Agnostic.com

16 3

I have always wondered why people have that need of belonging to a group, of following a leader, of becoming fanatics of something. I remember watching an atheist documentary which explained it very well but don't remember the title. Any ideas?

Alkimia 4 Mar 11

Post a comment Reply Add Photo

Enjoy being online again!

Welcome to the community of good people who base their values on evidence and appreciate civil discourse - the social network you will enjoy.

Create your free account

16 comments

Feel free to reply to any comment by clicking the "Reply" button.

0

There are two types of animal: those who are born and just go off already knowing all there is for their lives, and those that rely on a parent. The ones that typically grow up in a family unit are almost always going to seek a family unit to belong to later. Humans are no different.

0

We are a pack animal. It's as simple as that

0

Most mammals not all seem to have a symbolic relationship the young rely on the adults for protection and nourishment, even adults animals share meals and groom each other along with other privileges. We are just another member of the mammals.

0

Man used to live in small enlarged family groups like chimps or gorilla so its natural unlike our hugely populated cities.

0

Because humans are herd animals.

0

I've wondered the same thing myself.Belonging to a church is a prime example of this,although we all do it in one way or another.Please let us know if anyone comes up with name of the documentary.

0

It’s a fundamental you need to belong.
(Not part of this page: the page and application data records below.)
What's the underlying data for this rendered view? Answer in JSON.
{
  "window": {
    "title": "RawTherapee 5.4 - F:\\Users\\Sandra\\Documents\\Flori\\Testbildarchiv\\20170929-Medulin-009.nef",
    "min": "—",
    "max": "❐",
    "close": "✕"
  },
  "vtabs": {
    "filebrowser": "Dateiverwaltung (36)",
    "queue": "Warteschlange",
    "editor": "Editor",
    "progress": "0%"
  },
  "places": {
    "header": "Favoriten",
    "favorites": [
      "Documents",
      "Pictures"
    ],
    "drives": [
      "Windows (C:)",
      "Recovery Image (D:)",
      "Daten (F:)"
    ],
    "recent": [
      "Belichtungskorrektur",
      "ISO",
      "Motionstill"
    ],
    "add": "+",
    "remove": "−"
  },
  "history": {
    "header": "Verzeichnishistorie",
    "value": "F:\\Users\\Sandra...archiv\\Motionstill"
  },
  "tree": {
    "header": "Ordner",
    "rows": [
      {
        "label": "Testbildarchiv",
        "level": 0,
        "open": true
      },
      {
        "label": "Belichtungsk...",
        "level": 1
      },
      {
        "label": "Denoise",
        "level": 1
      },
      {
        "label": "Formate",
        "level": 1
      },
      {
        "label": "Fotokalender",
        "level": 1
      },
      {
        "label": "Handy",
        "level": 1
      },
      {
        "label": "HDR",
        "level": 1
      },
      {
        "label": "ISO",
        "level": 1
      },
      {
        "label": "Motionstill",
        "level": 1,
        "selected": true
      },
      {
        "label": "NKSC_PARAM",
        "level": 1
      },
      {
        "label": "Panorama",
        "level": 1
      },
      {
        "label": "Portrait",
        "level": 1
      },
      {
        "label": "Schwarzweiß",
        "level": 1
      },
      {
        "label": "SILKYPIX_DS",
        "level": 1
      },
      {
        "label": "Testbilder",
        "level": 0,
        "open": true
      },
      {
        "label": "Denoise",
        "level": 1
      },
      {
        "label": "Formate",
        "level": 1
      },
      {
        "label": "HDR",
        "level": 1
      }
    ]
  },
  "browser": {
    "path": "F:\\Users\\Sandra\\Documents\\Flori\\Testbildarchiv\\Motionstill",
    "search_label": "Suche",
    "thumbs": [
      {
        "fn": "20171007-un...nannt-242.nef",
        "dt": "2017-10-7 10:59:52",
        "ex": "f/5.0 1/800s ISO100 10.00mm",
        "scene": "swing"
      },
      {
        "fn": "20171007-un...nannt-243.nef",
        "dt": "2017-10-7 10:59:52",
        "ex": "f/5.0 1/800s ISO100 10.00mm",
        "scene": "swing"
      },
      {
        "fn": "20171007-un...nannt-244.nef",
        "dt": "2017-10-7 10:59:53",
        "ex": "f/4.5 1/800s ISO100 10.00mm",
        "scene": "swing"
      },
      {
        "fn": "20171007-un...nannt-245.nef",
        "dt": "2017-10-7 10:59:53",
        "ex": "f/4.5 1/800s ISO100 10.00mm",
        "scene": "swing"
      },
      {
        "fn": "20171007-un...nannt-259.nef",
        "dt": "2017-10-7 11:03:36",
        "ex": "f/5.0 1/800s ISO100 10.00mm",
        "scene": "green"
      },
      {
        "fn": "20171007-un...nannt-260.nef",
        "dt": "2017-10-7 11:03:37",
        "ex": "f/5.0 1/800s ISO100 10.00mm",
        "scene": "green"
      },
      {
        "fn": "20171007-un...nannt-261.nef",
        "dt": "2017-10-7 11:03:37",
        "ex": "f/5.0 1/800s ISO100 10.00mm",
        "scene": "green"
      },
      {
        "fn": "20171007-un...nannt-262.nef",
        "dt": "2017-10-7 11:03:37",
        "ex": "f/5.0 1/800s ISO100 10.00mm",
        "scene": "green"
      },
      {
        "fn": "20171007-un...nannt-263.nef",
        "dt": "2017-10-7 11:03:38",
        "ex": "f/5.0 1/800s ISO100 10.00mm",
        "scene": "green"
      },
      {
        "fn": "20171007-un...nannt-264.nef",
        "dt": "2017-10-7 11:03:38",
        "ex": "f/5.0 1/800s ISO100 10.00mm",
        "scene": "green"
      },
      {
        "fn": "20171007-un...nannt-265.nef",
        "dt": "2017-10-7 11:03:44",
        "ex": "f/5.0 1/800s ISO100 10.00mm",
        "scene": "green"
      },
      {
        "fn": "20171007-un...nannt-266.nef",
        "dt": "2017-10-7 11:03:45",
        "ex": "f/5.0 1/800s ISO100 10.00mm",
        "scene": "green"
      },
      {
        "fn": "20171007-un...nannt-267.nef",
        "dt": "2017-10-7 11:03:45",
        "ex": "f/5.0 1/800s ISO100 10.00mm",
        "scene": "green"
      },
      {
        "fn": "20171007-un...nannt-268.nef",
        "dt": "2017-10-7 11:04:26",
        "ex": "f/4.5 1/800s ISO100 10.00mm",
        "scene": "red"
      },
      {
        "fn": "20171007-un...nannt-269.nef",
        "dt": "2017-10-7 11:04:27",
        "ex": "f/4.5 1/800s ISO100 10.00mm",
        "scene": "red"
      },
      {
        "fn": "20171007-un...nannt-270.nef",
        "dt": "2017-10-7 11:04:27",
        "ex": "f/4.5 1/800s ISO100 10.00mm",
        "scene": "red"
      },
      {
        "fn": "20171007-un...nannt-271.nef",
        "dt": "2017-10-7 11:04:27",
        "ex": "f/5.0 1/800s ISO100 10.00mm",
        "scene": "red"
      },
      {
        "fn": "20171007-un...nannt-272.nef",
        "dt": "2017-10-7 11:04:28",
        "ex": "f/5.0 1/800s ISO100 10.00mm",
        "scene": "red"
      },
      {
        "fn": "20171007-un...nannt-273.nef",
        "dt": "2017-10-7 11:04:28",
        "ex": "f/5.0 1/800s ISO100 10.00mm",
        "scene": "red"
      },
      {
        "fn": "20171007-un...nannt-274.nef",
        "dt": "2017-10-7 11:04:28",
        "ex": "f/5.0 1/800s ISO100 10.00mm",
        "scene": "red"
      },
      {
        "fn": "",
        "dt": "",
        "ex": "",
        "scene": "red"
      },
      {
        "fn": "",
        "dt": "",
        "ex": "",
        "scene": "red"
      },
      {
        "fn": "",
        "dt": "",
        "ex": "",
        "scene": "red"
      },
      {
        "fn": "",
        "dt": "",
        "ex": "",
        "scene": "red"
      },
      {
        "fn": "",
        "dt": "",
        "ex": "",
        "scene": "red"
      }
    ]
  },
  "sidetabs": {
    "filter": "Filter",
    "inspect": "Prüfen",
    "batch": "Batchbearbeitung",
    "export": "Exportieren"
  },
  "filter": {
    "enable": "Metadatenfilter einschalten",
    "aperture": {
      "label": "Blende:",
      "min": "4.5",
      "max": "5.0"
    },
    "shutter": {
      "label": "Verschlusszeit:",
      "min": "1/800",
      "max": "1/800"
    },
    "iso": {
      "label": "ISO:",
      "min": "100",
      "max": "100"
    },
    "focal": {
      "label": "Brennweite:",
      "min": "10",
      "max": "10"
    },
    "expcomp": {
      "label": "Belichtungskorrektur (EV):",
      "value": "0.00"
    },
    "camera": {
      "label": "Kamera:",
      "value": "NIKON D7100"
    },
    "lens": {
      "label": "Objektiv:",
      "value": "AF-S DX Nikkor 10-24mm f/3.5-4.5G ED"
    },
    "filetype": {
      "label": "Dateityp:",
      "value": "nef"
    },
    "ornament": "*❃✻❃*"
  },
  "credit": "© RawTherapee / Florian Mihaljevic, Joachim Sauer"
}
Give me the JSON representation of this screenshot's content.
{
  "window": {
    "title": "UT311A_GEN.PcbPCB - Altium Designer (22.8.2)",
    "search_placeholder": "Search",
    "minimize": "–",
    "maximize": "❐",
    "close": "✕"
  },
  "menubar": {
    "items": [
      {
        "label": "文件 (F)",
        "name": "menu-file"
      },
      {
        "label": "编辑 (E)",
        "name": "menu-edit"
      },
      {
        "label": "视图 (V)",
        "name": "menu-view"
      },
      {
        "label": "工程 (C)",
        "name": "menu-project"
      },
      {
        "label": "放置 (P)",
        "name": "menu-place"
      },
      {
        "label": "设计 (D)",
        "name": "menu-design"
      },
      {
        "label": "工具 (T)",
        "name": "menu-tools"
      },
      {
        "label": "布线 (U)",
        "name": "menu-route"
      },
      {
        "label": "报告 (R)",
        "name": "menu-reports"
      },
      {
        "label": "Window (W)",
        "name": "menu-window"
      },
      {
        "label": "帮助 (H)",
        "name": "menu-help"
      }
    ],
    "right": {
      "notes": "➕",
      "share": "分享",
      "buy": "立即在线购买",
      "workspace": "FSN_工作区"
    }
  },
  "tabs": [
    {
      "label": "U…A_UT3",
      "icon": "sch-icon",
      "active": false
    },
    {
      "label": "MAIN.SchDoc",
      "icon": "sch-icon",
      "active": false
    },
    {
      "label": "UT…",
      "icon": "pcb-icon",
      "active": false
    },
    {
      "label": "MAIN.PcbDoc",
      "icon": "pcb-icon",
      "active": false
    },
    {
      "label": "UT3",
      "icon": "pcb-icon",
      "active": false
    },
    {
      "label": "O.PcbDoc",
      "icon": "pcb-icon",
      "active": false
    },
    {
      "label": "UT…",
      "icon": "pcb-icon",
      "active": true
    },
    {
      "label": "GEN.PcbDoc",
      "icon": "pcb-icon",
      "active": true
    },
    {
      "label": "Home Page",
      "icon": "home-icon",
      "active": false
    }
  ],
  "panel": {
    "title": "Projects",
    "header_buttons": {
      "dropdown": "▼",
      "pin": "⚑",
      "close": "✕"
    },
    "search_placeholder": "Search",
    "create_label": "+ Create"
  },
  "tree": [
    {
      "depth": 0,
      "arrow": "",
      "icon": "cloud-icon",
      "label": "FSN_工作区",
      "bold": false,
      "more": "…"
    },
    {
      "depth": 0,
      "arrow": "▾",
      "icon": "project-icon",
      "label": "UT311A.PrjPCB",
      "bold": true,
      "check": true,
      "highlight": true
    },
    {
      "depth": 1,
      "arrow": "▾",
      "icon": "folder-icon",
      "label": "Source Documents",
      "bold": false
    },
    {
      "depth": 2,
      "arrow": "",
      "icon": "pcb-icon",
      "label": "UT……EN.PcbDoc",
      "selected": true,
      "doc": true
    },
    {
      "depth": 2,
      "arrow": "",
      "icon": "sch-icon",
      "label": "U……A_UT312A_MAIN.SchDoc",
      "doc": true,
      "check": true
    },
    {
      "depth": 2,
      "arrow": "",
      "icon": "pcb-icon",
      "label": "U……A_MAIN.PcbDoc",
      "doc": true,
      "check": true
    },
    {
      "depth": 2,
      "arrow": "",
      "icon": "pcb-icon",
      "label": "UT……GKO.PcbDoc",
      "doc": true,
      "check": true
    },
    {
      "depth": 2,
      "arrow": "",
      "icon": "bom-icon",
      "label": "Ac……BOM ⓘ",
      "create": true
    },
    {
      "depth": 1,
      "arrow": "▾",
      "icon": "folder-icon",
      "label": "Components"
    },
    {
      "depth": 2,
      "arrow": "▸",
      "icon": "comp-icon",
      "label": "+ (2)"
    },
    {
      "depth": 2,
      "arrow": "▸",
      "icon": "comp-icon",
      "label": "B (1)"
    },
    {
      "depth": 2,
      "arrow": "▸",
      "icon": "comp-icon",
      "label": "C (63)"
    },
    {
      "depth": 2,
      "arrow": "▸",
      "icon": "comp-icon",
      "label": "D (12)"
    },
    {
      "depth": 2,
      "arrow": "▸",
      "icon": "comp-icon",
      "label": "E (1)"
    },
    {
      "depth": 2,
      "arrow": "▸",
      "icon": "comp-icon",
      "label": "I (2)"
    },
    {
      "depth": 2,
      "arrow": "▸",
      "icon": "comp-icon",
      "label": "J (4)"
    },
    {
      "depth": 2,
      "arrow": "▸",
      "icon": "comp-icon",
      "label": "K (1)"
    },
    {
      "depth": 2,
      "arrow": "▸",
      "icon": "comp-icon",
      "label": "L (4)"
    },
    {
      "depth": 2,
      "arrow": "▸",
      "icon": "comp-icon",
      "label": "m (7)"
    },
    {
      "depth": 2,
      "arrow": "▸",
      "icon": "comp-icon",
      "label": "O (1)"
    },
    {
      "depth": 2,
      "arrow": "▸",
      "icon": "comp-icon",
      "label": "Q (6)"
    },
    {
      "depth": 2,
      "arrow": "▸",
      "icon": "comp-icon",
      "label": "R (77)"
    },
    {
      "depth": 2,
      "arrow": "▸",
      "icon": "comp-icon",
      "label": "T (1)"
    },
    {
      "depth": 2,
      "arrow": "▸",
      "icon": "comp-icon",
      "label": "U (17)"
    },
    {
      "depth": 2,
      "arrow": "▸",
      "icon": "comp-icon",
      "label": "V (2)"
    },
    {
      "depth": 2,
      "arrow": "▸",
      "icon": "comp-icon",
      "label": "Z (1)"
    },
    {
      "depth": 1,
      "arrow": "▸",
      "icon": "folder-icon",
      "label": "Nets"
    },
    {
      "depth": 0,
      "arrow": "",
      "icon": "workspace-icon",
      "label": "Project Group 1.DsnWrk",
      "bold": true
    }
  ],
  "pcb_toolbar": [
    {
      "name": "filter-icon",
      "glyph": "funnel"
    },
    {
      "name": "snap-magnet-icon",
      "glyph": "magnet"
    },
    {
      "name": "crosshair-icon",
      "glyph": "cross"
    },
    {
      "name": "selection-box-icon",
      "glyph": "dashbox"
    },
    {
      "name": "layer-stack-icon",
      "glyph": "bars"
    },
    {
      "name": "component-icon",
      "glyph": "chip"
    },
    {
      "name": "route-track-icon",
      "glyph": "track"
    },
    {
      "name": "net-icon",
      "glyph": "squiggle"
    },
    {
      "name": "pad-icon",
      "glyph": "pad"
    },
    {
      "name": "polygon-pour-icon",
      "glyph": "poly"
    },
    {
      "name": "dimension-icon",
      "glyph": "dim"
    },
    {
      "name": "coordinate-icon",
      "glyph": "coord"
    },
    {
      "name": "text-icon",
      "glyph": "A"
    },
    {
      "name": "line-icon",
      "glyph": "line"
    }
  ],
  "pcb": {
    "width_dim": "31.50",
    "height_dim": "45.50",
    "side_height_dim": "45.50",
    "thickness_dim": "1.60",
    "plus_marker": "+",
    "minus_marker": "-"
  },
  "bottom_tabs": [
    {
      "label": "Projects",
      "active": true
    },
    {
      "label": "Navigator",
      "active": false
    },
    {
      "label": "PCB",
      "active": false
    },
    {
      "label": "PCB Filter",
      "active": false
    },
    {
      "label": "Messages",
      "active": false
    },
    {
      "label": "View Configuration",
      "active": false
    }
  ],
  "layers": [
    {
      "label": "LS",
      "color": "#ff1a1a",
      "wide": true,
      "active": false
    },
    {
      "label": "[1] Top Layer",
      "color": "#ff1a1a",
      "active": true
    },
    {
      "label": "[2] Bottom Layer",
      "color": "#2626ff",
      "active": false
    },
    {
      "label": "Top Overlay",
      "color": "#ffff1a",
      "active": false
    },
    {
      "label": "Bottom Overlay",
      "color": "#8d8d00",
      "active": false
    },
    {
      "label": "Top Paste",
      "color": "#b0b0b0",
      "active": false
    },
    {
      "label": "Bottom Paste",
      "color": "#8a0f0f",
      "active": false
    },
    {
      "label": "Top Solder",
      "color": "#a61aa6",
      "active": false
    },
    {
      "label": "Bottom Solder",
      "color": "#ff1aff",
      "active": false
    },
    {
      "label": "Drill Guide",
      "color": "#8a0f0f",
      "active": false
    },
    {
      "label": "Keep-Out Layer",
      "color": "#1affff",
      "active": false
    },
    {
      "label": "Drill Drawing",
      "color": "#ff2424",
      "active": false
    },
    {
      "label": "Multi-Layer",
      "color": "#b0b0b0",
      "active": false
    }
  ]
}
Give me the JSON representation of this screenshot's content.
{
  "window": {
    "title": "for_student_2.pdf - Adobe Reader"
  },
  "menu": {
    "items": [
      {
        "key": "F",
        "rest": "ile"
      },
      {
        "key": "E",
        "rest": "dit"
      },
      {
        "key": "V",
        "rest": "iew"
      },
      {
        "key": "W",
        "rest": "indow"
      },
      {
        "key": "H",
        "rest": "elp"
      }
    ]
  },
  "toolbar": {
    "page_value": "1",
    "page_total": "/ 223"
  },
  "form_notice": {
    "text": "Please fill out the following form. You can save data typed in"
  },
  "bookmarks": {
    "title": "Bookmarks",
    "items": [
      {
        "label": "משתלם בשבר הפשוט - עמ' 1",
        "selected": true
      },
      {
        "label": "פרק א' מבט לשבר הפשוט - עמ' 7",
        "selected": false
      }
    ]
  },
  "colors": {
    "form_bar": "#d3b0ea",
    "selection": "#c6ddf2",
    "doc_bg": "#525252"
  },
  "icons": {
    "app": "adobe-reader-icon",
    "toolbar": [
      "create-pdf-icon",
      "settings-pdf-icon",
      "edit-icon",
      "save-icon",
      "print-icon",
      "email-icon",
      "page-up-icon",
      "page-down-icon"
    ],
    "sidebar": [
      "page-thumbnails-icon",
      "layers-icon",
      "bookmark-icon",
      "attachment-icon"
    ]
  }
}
We’re basically pack animals.

1

Here is a good source for looking: [documentaryheaven.com]

0

The huyman being is a social creature. We define ourselves largely through our interactions with others, We all feel some need to belong, to b accepted. Carried to an extreme, that can make us almost completely dependent on what others say and do -- or tell us to do To some degree, we need to establish our own independence of thought and action so that we are free to define ourselves.

0

Can we say that interaction is an aspect of evolution?

But I don't have a clue on what that documentary would be.

0

I was never in a group in high school. I tried the local atheist group, it didn't work out, thanks to one male atheist. The workout group on FB for atheists wasn't helping me. The Admin told me I'm skinny because of my depression. That wasn't true. I don't belong in the "coterie of gossip" at work. I don't want to be. Cliches are not my thing. I'm in this group only. It's more of a community to me though.

1

People. Social animals. We will always seek belonging. Isolation literally drives us insane and to an early death. Survival dictates (and this is hardwired) a need to belong.

0

Humans have evolved to be social animals. That is usually a positive thing, but it can be a problem on occasion.

0

LOL at first I thought you were talking about our need to belong to this group. I think i've found a couple of those already. But I promise I'll not reference those anymore.

No, I wasn't talking about this group. I'm talking about religion, sports, nationalism, family... I know it's an evolutive trait because individuals left alone would be easier prey or die of illness but what purpose does it serve today, at least in the US? In other countries it have allowed for social changes benefiting the population but here it only creates division. I watched this documentary which explained it so much better. I just can't remember the tittle. I tried watching the BBC show Brief History of Disbelief but that wasn't it. 😟

2

Its because we are social animals. Cities, villages etc. are based on this principle. Everyone around you has been conditioned to be social and your very environment is predicate on this.

1

I am not familiar with the documentary but I am very interested in it.

I hope someone manages to remember the correct title.

Write Comment
You can include a link to this post in your posts and comments by including the text q:35518
Agnostic does not evaluate or guarantee the accuracy of any content. Read full disclaimer.